The ONS data showed food prices rose by an annual 1.2 percent in March, their biggest increase in three years.
Confronted with the tough outlook for consumers, most Bank of England policymakers have signalled they see no urgency to raise interest rates, even as they predict inflation will peak at 2.8 percent in around a year's time.
March's inflation figures were held down by airfares which fell, a sharp contrast with a jump of more than 20 percent in the same month last year when the Easter holidays fell.
With Easter falling in April this year, inflation is likely to come under renewed pressure from airfares then.
Also in April, increases in taxes on air passengers and car owners are kicking in and many utility companies are raising their prices too.
Housing costs, which include utility bills, already rose at their fastest pace since November 2014 in March, the ONS figures showed.
Furthermore, economists say the impact of the fall in sterling on inflation will probably be felt more strongly in the coming months.

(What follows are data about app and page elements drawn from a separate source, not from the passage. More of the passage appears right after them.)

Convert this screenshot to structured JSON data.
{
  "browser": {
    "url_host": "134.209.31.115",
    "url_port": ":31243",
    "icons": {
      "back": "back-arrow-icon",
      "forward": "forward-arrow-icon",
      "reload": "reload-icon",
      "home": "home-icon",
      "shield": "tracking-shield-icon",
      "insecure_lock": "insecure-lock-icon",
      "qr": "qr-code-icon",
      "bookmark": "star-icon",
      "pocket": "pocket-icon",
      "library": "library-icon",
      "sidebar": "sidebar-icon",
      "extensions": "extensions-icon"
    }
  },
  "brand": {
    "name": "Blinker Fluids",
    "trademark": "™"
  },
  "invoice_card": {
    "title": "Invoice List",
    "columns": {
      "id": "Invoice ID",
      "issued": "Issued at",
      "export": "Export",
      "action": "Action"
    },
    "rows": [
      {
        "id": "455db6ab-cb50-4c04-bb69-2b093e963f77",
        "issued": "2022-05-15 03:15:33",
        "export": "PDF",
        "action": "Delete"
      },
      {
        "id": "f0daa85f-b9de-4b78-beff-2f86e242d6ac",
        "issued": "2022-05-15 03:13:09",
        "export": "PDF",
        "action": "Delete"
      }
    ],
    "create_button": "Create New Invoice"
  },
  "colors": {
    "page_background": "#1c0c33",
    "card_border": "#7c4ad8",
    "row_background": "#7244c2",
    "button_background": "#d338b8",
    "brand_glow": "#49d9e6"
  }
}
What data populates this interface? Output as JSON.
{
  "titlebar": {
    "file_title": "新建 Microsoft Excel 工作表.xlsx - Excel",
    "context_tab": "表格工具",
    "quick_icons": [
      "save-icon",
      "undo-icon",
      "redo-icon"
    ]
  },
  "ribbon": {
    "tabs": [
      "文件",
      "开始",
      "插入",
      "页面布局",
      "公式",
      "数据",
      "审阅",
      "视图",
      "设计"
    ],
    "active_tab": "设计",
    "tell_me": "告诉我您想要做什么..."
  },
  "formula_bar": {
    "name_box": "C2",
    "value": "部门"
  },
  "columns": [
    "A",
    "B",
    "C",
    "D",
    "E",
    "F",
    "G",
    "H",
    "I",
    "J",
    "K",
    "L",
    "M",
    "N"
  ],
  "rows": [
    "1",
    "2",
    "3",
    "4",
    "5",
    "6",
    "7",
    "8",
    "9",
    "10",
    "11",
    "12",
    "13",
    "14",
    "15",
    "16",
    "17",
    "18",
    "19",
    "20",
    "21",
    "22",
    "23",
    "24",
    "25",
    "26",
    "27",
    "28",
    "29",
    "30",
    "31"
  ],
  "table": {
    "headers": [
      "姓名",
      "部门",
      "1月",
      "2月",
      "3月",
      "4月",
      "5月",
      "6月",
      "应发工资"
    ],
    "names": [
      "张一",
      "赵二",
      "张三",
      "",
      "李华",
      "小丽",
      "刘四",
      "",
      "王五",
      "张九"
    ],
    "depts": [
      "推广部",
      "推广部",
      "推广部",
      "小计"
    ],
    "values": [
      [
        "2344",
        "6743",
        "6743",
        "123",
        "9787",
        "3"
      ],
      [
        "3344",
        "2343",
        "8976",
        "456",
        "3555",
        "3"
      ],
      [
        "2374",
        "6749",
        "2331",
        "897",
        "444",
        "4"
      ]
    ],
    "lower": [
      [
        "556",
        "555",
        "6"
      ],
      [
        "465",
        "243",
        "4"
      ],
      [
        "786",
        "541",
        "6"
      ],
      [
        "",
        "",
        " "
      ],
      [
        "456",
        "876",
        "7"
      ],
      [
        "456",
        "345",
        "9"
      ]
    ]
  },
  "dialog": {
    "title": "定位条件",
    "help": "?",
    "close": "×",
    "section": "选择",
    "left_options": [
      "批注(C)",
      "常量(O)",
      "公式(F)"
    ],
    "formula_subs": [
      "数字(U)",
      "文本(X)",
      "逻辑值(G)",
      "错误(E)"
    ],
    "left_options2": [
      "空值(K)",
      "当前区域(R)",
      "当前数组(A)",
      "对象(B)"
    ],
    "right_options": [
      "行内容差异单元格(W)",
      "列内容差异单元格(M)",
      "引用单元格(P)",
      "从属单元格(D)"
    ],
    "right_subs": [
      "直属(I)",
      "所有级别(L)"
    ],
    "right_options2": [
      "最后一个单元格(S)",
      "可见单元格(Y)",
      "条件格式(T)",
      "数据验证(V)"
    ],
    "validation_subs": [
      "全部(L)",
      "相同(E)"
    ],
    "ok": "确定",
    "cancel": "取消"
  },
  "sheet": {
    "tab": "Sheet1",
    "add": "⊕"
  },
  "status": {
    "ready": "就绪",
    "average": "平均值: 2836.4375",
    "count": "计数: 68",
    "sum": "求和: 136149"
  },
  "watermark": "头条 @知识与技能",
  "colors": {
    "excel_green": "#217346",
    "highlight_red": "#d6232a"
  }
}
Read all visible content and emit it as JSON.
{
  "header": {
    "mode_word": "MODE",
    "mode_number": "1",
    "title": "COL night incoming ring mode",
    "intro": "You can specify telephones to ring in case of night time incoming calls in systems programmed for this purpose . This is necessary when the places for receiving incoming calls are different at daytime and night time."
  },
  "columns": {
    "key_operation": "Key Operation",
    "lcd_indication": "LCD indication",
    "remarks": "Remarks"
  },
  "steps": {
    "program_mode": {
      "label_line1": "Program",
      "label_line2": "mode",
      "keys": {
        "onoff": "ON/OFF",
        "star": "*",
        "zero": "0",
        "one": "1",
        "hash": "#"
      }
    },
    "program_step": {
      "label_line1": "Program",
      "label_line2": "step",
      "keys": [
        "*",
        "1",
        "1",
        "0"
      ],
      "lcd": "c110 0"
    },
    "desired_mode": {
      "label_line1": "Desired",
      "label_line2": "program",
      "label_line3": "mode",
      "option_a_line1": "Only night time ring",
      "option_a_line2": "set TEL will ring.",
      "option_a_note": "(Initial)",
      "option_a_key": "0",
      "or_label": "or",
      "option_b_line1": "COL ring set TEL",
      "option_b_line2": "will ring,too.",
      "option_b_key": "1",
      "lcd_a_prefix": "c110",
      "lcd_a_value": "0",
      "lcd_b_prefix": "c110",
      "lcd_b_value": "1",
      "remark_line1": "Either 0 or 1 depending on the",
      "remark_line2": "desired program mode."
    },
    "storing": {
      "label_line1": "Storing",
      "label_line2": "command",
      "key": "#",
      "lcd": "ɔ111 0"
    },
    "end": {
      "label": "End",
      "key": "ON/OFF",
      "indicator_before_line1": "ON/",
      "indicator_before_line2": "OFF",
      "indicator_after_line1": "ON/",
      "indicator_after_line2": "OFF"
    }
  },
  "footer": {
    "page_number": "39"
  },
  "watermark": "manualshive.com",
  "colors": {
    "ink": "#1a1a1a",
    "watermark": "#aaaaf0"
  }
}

Many expect CPI to top 3 percent before falling back.
The ONS said retail price inflation - tracked by British inflation-linked government bonds and many commercial contracts - dipped to 3.1 percent in March, a bit weaker than forecast in the Reuters poll.
Excluding oil prices and other volatile components such as food, core consumer price inflation slowed to 1.8 percent, also a touch below economists' expectations.
As well as pushing down fuel prices for drivers moderately in March, a fall in international oil prices helped to take some of the steam out of cost growth faced by factories, the ONS data showed.
Prices paid by factories for materials and energy were up by an annual 17.9 percent, slowing from February.
Overall output prices rose by 3.6 percent, also a touch weaker than in February but above a forecast of 3.3 percent in the Reuters poll.
Separately, the ONS said house prices rose by an annual 5.8 percent in February, picking up speed from January and their increase since October.
But house prices in London rose at their slowest pace in nearly five years, increasing by 3.7 percent. Other surveys have detected a weakening of the market in the capital, especially for the most expensive properties.
(Reporting by William Schomberg and David Milliken; email@example.com, +44 20 7542 7748)